### WHAT YOU HAVE TO DO
The answer must consist of every line below containing "JSON".
------ AVAILABLE DATA
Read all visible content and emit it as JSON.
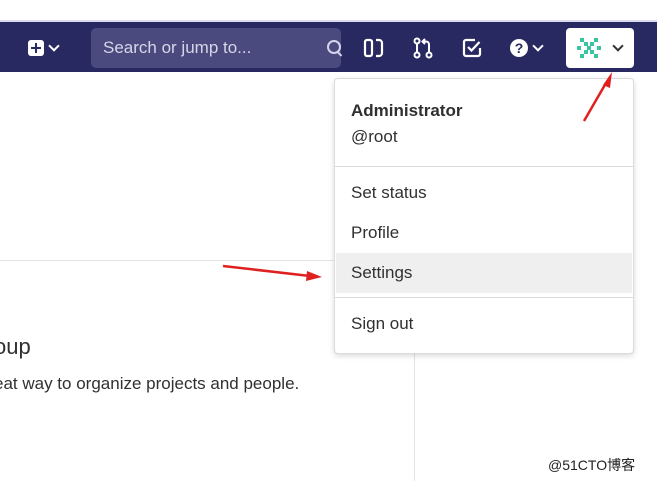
{
  "navbar": {
    "search": {
      "placeholder": "Search or jump to..."
    },
    "icons": [
      "plus-square-icon",
      "chevron-down-icon",
      "search-icon",
      "issues-icon",
      "merge-request-icon",
      "todo-check-icon",
      "help-icon",
      "user-avatar-icon"
    ],
    "background_color": "#292961",
    "search_bg_color": "#4a4a7e"
  },
  "dropdown": {
    "user_name": "Administrator",
    "user_handle": "@root",
    "items": [
      {
        "label": "Set status"
      },
      {
        "label": "Profile"
      },
      {
        "label": "Settings"
      },
      {
        "label": "Sign out"
      }
    ],
    "highlighted_item": "Settings"
  },
  "main": {
    "heading": "oup",
    "description": "eat way to organize projects and people."
  },
  "annotations": {
    "arrow_color": "#e02020"
  },
  "watermark": "@51CTO博客"
}
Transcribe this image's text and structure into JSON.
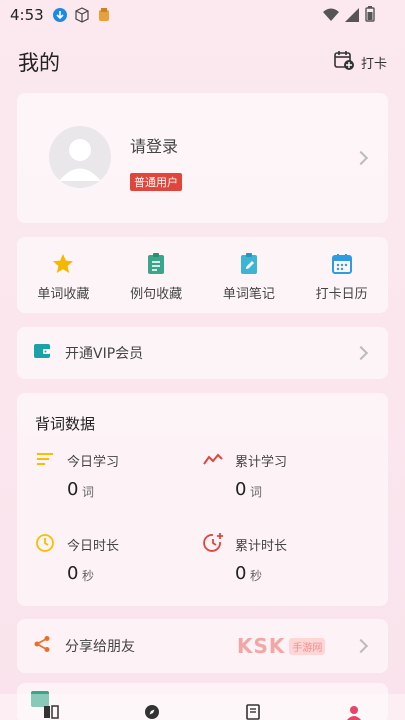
{
  "status_bar": {
    "time": "4:53"
  },
  "header": {
    "title": "我的",
    "checkin_label": "打卡"
  },
  "profile": {
    "login_text": "请登录",
    "badge": "普通用户"
  },
  "quick_actions": [
    {
      "label": "单词收藏",
      "icon": "star-icon",
      "color": "#f5b800"
    },
    {
      "label": "例句收藏",
      "icon": "clipboard-list-icon",
      "color": "#3aa58b"
    },
    {
      "label": "单词笔记",
      "icon": "clipboard-edit-icon",
      "color": "#3db3d6"
    },
    {
      "label": "打卡日历",
      "icon": "calendar-icon",
      "color": "#2f9be0"
    }
  ],
  "vip": {
    "label": "开通VIP会员",
    "color": "#19a3a8"
  },
  "stats": {
    "title": "背词数据",
    "items": [
      {
        "label": "今日学习",
        "value": "0",
        "unit": "词",
        "icon": "lines-icon",
        "color": "#f5c000"
      },
      {
        "label": "累计学习",
        "value": "0",
        "unit": "词",
        "icon": "trend-icon",
        "color": "#e0463c"
      },
      {
        "label": "今日时长",
        "value": "0",
        "unit": "秒",
        "icon": "clock-icon",
        "color": "#f5c000"
      },
      {
        "label": "累计时长",
        "value": "0",
        "unit": "秒",
        "icon": "clock-plus-icon",
        "color": "#e0463c"
      }
    ]
  },
  "share": {
    "label": "分享给朋友",
    "color": "#e8702a"
  },
  "watermark": {
    "text": "KSK",
    "sub": "手游网"
  }
}
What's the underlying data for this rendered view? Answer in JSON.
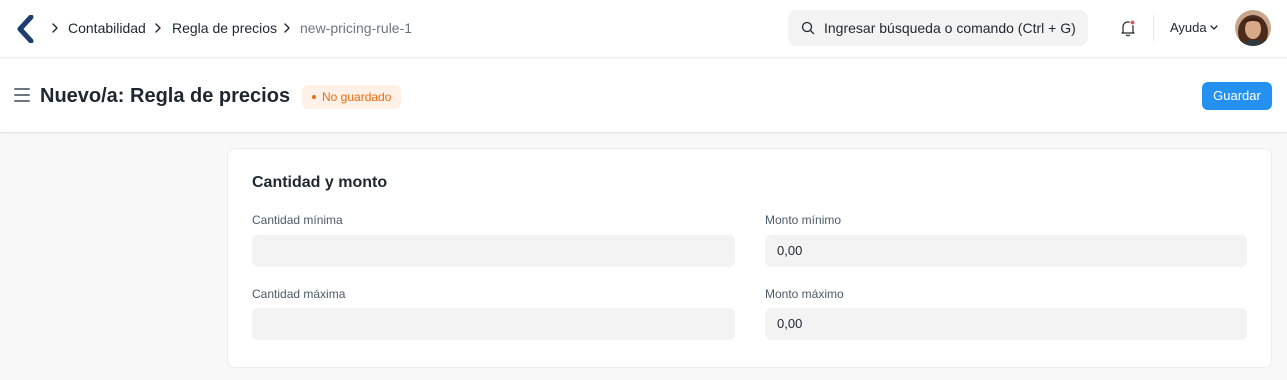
{
  "navbar": {
    "breadcrumbs": [
      "Contabilidad",
      "Regla de precios",
      "new-pricing-rule-1"
    ],
    "search_placeholder": "Ingresar búsqueda o comando (Ctrl + G)",
    "help_label": "Ayuda"
  },
  "page": {
    "title": "Nuevo/a: Regla de precios",
    "status_badge": "No guardado",
    "save_label": "Guardar"
  },
  "section": {
    "title": "Cantidad y monto",
    "fields": {
      "min_qty": {
        "label": "Cantidad mínima",
        "value": ""
      },
      "min_amt": {
        "label": "Monto mínimo",
        "value": "0,00"
      },
      "max_qty": {
        "label": "Cantidad máxima",
        "value": ""
      },
      "max_amt": {
        "label": "Monto máximo",
        "value": "0,00"
      }
    }
  },
  "colors": {
    "primary": "#2490ef",
    "badge_text": "#e86c13",
    "badge_bg": "#fff1e7",
    "logo": "#1c3d6e"
  }
}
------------
### OUTPUT FOR THIS EXERCISE
Read all visible content and emit it as JSON.
Transcribe this image's text and structure into JSON.
What's the underlying data for this rendered view? Answer in JSON.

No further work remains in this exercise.